Photographs. Remember that the wedding is not for the benefit of producing pictures. The photographer is meant to record your day as it unfolds. Do not let him dictate to you. He will try. If you don't want the groom to see you before the ceremony, do not be bullied into having group shots done before. Please do not leave your guests to cool their heels for an hour between the ceremony and the reception. Go stand in the receiving line so that the people who cared enough about you to come to your wedding can offer their good wishes. Get the party started and then go back for those pictures. The photographer will not like this. He wants to go home. If need be, have the wedding director whip his butt. She can; she's seen worse.
The Guest List. Where do you draw the line? That's hard. I didn't draw a line; neither did I spend a lot of money. It was more important to me to celebrate with my friends and family than to have a sit down meal and an open bar, which we don't really do here in the south much anyway. There is no shame in a punch, cake, and finger food reception at the church.
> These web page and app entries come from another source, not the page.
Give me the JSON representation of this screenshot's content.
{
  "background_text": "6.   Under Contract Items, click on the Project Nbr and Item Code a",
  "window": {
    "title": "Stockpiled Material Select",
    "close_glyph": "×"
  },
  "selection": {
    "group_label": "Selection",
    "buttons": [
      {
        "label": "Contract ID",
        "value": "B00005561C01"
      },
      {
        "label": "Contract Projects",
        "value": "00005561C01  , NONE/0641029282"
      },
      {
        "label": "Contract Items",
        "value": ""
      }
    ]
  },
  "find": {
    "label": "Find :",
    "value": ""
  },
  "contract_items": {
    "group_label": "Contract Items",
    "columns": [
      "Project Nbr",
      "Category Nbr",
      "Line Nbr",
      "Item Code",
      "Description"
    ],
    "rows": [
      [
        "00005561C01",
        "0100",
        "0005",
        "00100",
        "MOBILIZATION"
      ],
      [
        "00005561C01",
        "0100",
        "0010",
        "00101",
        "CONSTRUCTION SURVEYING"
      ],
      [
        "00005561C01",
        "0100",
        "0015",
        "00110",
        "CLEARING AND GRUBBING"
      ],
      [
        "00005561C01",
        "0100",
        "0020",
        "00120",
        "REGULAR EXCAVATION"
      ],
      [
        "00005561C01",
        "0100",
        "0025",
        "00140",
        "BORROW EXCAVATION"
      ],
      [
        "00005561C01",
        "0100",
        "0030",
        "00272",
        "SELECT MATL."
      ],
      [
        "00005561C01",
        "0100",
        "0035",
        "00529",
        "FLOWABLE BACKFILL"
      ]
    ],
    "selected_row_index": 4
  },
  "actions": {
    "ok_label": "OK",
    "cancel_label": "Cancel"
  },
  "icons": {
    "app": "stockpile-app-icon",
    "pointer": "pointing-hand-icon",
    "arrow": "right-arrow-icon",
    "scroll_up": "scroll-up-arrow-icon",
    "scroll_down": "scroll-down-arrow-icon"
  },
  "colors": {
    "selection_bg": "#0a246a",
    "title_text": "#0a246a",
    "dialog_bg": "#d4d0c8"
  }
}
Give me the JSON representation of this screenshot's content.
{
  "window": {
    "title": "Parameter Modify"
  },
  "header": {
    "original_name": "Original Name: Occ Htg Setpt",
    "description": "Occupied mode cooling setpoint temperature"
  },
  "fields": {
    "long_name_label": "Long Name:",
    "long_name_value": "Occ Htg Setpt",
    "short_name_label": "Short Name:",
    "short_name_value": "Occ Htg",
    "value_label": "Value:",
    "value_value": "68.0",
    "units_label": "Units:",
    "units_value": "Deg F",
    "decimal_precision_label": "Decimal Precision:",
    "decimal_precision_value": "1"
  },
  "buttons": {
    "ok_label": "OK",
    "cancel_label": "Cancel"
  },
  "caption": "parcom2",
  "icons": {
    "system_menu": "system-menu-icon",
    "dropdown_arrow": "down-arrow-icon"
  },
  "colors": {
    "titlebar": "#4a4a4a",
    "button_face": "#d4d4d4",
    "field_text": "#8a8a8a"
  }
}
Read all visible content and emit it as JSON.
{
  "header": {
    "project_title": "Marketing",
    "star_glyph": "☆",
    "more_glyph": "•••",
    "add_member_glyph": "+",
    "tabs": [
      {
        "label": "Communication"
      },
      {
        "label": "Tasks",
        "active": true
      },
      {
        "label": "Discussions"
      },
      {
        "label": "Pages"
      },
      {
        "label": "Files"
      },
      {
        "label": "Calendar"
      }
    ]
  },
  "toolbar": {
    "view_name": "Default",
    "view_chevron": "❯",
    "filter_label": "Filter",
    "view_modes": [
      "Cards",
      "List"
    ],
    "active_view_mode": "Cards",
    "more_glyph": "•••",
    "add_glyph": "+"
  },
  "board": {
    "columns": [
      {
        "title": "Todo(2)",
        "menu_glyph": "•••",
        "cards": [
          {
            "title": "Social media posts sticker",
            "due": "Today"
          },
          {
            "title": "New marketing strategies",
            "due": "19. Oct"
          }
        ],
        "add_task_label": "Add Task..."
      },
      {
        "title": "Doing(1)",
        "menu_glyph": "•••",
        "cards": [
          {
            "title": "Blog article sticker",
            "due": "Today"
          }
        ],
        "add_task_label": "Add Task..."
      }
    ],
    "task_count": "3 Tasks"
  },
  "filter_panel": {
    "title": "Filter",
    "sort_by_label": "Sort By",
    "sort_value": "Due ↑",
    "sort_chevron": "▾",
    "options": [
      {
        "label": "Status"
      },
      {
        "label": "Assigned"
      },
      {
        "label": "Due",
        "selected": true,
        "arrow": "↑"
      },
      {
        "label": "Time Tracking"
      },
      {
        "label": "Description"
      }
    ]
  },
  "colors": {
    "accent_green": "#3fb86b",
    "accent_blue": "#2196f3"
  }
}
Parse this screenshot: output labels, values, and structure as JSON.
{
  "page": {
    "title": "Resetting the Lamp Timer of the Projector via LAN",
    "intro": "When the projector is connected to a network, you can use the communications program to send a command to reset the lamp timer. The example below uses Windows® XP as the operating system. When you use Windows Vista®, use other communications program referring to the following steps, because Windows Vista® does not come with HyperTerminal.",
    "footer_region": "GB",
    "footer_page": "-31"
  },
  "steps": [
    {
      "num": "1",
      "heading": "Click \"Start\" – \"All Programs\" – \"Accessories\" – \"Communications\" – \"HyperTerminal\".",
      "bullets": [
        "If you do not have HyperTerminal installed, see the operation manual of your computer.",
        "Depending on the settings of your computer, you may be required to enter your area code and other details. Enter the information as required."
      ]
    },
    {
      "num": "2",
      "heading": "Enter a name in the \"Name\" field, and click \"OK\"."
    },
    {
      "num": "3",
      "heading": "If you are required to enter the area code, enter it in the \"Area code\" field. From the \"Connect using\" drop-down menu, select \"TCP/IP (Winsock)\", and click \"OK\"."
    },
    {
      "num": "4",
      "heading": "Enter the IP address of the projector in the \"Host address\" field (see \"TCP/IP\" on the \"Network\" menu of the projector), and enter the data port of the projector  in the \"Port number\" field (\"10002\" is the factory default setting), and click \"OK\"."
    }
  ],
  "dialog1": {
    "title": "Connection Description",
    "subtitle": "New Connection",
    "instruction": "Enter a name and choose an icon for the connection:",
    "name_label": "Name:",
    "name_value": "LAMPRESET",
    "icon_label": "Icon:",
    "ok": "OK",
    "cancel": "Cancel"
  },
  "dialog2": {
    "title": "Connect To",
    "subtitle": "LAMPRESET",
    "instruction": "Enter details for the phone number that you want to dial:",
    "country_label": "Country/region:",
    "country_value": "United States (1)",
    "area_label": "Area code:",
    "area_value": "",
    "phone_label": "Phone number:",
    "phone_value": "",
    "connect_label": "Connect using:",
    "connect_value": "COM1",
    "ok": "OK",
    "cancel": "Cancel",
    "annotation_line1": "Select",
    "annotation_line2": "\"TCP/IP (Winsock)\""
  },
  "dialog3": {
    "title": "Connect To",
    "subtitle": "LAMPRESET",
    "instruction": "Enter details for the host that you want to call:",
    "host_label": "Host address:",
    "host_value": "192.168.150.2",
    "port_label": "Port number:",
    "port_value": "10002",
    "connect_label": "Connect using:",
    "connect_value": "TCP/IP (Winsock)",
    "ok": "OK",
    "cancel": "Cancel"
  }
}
But if you draw a line—say family only—stay within that line. Or don't—if you don't care what it's going to cost you and I'm not talking about money.
- Don't sing to each other. Just don't. Please.
- No programs.
- No unity candle.
- If you want a power point presentation of your childhoods and courtship, do it at the rehearsal dinner. Also, don't include any naked pictures of yourselves.
- No silk flowers. If you can't afford a lot of flowers, don't have a lot of flowers. But what you have, needs to have , at some point, been alive.
I could go on but I've already gone on too long.
And this bears repeating: It is (was) your wedding. Regardless of what Emily Post or I think, you should do what makes you happy.
What's the worst thing you've ever seen at a wedding?